◆ What to produce
Wherever "icon" turns up in the entries, copy out the line that holds it.

[Record set — start]

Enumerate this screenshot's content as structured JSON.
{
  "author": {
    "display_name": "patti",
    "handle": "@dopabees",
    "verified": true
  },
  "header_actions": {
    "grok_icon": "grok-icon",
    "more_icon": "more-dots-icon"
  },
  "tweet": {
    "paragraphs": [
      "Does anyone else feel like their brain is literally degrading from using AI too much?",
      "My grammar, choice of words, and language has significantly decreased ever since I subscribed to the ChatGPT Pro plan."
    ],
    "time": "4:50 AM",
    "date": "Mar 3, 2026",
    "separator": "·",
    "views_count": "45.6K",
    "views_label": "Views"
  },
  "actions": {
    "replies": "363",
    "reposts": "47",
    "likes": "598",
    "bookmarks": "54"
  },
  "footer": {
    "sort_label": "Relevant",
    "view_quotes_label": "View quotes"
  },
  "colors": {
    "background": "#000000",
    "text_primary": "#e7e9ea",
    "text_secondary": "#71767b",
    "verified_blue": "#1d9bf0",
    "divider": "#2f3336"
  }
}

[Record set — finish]
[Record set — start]

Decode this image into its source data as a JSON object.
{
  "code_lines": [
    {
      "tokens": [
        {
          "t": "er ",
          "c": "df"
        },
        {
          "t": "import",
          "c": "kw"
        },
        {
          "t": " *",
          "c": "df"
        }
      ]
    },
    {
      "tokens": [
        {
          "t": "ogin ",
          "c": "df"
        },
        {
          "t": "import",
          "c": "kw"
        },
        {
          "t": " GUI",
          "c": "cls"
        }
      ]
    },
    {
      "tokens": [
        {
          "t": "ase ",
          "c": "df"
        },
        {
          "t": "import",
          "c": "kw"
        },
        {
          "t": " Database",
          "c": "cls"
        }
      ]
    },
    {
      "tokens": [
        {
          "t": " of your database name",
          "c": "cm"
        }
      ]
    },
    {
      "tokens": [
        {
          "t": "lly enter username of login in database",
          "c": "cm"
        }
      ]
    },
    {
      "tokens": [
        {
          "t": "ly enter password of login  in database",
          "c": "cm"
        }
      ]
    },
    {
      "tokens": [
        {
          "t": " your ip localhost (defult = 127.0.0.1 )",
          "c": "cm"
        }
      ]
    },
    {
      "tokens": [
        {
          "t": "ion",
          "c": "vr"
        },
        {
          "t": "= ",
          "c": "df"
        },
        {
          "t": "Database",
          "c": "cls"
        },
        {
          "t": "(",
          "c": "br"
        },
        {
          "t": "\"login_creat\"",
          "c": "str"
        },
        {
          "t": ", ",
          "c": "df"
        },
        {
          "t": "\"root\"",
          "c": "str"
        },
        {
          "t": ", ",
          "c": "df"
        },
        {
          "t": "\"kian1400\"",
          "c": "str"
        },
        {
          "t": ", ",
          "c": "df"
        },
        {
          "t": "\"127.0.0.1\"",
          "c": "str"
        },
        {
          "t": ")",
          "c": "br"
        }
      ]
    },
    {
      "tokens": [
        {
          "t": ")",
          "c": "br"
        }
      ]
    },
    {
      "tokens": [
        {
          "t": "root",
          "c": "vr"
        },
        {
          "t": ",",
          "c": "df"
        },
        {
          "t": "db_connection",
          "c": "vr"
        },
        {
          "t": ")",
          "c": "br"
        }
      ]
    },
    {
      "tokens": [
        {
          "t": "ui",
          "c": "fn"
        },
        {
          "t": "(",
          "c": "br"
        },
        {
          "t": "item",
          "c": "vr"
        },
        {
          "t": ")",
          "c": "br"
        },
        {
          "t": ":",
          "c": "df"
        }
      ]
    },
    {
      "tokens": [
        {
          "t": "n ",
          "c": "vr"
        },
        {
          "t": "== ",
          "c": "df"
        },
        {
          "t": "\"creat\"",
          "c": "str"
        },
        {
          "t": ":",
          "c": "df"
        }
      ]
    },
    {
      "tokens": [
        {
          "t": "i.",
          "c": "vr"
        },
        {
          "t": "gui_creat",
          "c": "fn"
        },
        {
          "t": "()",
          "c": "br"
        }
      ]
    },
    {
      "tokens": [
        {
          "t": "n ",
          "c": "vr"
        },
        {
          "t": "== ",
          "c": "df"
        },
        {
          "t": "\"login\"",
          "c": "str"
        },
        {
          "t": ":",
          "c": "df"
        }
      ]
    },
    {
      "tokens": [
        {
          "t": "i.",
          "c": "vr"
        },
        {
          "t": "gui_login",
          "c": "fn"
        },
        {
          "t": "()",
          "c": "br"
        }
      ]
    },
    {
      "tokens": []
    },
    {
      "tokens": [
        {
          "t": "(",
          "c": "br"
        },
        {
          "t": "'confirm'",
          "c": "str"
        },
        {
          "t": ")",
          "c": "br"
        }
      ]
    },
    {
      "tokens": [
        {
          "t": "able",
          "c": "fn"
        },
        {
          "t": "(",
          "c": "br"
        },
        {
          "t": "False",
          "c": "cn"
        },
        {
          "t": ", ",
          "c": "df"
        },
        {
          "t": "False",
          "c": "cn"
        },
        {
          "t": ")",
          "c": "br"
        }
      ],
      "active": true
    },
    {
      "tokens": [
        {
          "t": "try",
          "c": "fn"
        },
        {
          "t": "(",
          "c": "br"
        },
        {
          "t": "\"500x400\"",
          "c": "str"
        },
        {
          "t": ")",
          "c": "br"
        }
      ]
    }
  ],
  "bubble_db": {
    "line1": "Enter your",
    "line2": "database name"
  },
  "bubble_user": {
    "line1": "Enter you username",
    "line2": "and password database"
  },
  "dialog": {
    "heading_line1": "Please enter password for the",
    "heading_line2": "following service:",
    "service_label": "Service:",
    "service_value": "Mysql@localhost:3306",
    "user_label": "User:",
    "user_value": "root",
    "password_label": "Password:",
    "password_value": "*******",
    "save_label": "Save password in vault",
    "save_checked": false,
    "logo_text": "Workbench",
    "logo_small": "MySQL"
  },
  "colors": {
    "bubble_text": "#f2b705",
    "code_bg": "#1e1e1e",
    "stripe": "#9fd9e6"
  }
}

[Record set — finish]

◆ Answer for this exercise
    "grok_icon": "grok-icon",
    "more_icon": "more-dots-icon"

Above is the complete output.